“It’s Black women who suffer under most abortion bans,” said Sen. Kandie Smith (D-Greenville). “The history of reproductive oppression in the United States has disproportionately affected communities of color, particularly Black women.”
Sen. Natalie Murdock, a Durham Democrat who has introduced legislation several times to bolster services for Black women, echoed Smith’s concerns.
“Black maternal health rates and all maternal health rates continue to go in the wrong direction, jumping up again in 2022,” Murdock said, citing the fact that Black women have the highest maternal mortality rates in the U.S. — 53.3 out of every 100,000 live births.
“Black women were two to nine times more likely to die from a pregnancy-related issue than white women,” Murdock said. “Let’s touch on pregnancy complications. They are the sixth leading cause of death among Black women ages 20 to 44, while pregnancy complications do not rank in the top 10 causes of death for any group of white women.”
Murdock went on to tell her colleagues that once this bill becomes law, she fears becoming pregnant in North Carolina. She said she had already consulted a OB-GYN friend in Virginia to help her should she decide to have a baby.
“Love this state. North Carolina native,” Murdock said, tearing up. “But I’m absolutely horrified, horrified at the prospect of having a child in my home state. I’m horrified.”
Shortcut subverted discussion
As each Democrat completed speaking and the afternoon drew to a close — almost six hours after they started discussing the bill — Minority Leader Dan Blue (D-Raleigh) compared the Senate to a family.
“As lawmakers, a big portion of the family that should have been included in the discussion [about the bill] but was intentionally excluded,” Blue said. “And the value of having talked to all the family is immeasurable. I think a lot of the things that you heard on the floor would have been heard in committee, and you could have done something about them.”
Then Blue moved to file a constitutional protest against the proceedings and the bill, something done by House Democrats on Wednesday night.

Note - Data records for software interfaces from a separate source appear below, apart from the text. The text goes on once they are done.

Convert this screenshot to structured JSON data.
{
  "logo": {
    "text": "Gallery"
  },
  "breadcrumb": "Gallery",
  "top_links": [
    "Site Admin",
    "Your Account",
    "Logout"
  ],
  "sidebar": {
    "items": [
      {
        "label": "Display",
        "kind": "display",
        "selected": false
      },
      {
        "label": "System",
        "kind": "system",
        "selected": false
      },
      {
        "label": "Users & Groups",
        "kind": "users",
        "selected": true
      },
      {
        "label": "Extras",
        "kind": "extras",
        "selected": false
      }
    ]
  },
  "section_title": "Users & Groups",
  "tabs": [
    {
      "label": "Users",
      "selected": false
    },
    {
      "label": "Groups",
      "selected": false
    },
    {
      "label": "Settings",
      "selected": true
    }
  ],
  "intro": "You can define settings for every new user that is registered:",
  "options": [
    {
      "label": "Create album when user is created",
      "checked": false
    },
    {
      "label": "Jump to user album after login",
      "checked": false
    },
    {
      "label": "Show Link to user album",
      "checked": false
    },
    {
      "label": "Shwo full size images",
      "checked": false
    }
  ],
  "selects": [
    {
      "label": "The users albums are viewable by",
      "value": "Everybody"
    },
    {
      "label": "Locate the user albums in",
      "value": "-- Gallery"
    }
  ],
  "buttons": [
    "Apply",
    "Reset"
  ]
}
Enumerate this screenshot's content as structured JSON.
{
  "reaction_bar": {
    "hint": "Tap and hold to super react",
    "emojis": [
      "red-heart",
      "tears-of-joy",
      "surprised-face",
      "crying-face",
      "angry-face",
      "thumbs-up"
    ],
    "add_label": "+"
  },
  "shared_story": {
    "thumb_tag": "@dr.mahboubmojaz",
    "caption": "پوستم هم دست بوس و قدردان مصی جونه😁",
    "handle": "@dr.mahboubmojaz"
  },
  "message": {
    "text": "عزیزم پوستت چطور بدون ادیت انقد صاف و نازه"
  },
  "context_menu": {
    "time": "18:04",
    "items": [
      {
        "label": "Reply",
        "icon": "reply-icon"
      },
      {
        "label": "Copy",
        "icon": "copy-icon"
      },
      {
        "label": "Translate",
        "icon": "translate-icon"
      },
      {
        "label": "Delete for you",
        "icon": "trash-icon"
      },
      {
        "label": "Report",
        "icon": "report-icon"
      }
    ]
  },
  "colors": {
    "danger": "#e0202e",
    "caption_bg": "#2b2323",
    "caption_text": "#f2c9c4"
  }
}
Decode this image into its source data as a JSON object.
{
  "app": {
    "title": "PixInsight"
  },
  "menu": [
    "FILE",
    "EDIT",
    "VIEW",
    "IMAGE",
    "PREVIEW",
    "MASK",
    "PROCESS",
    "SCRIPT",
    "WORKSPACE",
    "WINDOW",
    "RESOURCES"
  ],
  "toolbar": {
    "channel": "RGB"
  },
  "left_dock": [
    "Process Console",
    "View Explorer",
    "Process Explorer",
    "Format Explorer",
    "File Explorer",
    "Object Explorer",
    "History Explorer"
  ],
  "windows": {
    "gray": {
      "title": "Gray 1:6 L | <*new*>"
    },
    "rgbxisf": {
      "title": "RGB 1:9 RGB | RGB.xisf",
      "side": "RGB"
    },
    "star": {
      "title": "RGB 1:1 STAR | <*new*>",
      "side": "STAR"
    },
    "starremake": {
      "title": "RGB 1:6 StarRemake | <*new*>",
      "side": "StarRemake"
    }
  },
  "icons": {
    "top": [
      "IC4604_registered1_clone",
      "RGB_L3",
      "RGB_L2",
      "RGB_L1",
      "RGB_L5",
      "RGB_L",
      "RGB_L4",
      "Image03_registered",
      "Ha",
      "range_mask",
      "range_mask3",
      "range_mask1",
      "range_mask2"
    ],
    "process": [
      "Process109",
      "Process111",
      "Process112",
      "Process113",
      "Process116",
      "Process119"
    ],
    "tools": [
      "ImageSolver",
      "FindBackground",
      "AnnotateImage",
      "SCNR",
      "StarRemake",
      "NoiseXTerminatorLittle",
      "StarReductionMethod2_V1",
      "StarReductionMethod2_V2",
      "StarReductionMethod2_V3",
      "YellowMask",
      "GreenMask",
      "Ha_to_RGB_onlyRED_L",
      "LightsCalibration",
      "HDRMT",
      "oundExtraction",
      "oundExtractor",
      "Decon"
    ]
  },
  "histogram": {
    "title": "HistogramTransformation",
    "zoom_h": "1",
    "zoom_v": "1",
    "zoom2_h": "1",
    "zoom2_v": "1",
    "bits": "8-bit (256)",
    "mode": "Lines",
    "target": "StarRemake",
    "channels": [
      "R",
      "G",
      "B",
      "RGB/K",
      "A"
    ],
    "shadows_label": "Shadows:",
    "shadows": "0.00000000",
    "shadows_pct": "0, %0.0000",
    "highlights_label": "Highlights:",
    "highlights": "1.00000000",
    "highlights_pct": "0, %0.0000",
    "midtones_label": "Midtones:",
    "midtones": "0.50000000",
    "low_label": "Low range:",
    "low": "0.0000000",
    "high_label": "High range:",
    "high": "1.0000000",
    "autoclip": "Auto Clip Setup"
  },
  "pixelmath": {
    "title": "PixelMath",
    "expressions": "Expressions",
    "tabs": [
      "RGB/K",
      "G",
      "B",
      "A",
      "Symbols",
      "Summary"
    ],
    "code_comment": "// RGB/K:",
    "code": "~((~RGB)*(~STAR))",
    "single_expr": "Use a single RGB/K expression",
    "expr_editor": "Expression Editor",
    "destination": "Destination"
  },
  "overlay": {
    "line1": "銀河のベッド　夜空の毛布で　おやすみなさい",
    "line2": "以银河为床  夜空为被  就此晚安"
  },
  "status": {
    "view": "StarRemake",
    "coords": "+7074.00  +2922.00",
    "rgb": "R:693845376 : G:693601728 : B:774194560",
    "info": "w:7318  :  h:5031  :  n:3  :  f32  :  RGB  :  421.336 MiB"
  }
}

As Blue walked to the dais to hand up his written protest, Sen. Gladys Robinson (D-Greensboro) rose to do the same thing. As she walked to the front of the chamber, Senate Leader Phil Berger, cut off further comment. Democrats continued to walk toward Berger at the podium, one by one, to file their written protests.
Berger called for the vote. With that, protesters in the gallery erupted into chants before being led out of the chamber. The debate inside the chamber had ended.
Correction: A previous version of this article incorrectly identified the party with which Sen. Julie Mayfield is registered. She is a Democrat.